Matthias Braselmann, teacher at Windrather Talschule, Germany
In the book Towards the Deepening of Waldorf Education we read on page 58:
“With such thoughts will we meet one another”
At the end of the faculty meeting of September 26, 1919, Rudolf Steiner expressed a thought which he would express for the last time in his farewell letter to the teachers: "May active power of thought unite us“. In the faculty meeting before he had said: "It is most important that there is always contact, and that teachers and pupils form a unity."
If we ask for a unique characteristic of Waldorf Education, then it is this: that we seek a connection with our students that is not limited to external encounters - in the classroom, in the school building, in the playground, on the road. We are also looking for encounters beyond that, when we reflect - for example when thinking back on the lesson - on the riddle of the individual child or young person, or when we share our experiences during a child conference. We have a thing or two to say about the effectiveness of such efforts.
The way we use the morning verse is another possibility for encounter:
I had my first experience with the morning verse for the Lower School during a work experience when I was training to be a class teacher. At that time it suddenly became clear to me that something tremendously important happens every day in all Waldorf schools around the world: encounter!
When I look back today on my 35 years of experience with the morning verses, various thoughts run through my mind:
I stand in a circle with my students. They have stood up and are "attuned" in very different ways to what comes next: sometimes graciously engaged, sometimes joyfully devoted, sometimes with an attitude of "let’s just get through this again", sometimes crabby, some even reluctant, but often they are also quite open, so that a conversation can develop afterwards. I myself try to turn towards the speakers, to "take hold of them” - and shape, from there, the next step that can take us further on this morning.
What can we do in the time of Corona"?
On the one hand, we can try to keep in touch through social media; with the one or other certainly also by phone. Assignments can fly back and forth, videos can show images of faces, appointments can be made for applause - music – songs. But a very simple possibility could also be to "go through" ourmorning verse at the usual time and try to take hold of the students who are normally in the classroom with us. In this way we could create a network of interweaving thoughts around the globe.
The teachers’ meditations could be another means of encounter, providing the possibility to meet as teachers, too, in times of social distancing. Both - the morning verses and the teachers’ meditations - but above all the encounter made possible by them - can give us strength and courage in these times.
This would not only give weight to the special task of Waldorf Education as a cultural act - as Rudolf Steiner repeatedly reminded us - but also awaken interest in realms that we can hardly fathom with our modest means.

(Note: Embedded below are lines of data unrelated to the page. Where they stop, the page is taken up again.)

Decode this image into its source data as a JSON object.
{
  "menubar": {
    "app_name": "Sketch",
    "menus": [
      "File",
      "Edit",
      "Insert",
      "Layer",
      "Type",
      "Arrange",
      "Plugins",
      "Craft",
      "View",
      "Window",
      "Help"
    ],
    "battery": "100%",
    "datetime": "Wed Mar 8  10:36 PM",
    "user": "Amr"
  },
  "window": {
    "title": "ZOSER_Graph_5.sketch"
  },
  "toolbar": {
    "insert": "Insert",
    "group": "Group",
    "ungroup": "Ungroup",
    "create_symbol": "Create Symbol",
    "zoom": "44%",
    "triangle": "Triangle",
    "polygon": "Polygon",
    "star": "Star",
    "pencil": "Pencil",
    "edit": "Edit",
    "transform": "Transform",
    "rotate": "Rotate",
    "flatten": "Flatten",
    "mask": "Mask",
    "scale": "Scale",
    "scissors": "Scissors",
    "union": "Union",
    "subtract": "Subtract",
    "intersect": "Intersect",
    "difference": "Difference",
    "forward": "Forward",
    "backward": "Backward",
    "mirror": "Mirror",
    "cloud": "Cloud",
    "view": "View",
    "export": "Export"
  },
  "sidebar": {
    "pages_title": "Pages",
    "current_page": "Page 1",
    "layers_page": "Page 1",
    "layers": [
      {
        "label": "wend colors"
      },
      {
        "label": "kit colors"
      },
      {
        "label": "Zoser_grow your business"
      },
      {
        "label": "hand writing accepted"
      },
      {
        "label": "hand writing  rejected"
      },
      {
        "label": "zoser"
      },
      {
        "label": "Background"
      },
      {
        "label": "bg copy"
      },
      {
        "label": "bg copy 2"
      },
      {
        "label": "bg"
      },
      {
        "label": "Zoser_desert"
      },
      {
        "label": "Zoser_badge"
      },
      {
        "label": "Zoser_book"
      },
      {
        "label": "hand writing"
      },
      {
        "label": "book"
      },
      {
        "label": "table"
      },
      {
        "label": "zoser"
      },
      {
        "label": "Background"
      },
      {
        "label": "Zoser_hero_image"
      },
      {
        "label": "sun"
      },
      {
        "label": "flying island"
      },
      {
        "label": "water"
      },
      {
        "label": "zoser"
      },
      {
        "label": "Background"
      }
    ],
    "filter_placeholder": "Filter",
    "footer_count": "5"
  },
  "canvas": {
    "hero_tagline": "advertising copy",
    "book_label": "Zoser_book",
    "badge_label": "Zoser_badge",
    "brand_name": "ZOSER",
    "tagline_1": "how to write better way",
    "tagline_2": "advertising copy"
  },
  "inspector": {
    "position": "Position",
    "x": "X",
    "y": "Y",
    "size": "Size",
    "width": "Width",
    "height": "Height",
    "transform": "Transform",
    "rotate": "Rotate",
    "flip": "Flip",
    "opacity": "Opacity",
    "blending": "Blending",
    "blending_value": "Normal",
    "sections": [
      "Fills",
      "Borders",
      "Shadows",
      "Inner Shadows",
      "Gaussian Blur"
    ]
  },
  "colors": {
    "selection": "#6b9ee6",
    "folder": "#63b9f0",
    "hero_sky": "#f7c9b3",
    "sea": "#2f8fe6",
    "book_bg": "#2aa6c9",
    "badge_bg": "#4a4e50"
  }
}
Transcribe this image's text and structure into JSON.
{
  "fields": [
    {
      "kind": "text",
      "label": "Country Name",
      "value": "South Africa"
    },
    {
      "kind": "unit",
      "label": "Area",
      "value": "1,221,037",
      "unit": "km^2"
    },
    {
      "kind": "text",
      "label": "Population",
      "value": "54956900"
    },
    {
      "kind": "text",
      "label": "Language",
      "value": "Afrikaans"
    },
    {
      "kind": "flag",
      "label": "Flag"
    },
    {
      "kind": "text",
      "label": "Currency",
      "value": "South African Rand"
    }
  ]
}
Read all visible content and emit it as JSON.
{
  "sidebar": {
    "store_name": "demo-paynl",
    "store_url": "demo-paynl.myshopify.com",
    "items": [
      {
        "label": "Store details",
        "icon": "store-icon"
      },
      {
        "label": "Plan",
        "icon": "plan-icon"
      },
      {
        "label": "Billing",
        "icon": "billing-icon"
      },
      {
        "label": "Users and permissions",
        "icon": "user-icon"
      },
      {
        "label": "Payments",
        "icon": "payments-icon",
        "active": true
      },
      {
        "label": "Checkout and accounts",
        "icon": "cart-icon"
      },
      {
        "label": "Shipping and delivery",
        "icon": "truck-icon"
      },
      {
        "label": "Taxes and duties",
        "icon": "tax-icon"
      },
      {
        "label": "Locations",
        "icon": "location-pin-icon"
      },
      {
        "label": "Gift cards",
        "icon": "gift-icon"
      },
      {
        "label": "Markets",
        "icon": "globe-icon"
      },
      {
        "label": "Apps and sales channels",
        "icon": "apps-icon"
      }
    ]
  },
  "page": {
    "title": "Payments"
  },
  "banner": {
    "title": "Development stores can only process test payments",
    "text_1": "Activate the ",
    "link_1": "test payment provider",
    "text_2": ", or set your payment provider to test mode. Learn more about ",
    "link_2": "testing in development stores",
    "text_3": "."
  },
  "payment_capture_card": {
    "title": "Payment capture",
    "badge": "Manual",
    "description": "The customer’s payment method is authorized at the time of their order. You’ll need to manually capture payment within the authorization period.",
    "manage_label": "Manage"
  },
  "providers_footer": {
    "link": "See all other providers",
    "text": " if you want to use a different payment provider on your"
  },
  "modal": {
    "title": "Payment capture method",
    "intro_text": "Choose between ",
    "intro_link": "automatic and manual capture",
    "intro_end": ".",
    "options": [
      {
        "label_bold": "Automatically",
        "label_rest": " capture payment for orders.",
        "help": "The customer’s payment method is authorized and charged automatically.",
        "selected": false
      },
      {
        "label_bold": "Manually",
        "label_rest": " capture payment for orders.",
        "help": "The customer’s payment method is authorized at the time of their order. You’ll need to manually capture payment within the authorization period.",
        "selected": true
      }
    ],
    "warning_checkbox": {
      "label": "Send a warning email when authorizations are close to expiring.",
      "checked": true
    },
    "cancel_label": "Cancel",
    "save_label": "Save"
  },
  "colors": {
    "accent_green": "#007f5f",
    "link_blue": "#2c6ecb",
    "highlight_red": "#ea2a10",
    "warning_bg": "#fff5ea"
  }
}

translated by Margot Saar
Literature: Pedagogical Section of the School of Spiritual Science, Dornach (ed): Towards the Deepening of Waldorf Education, Dornach, old edition of 1991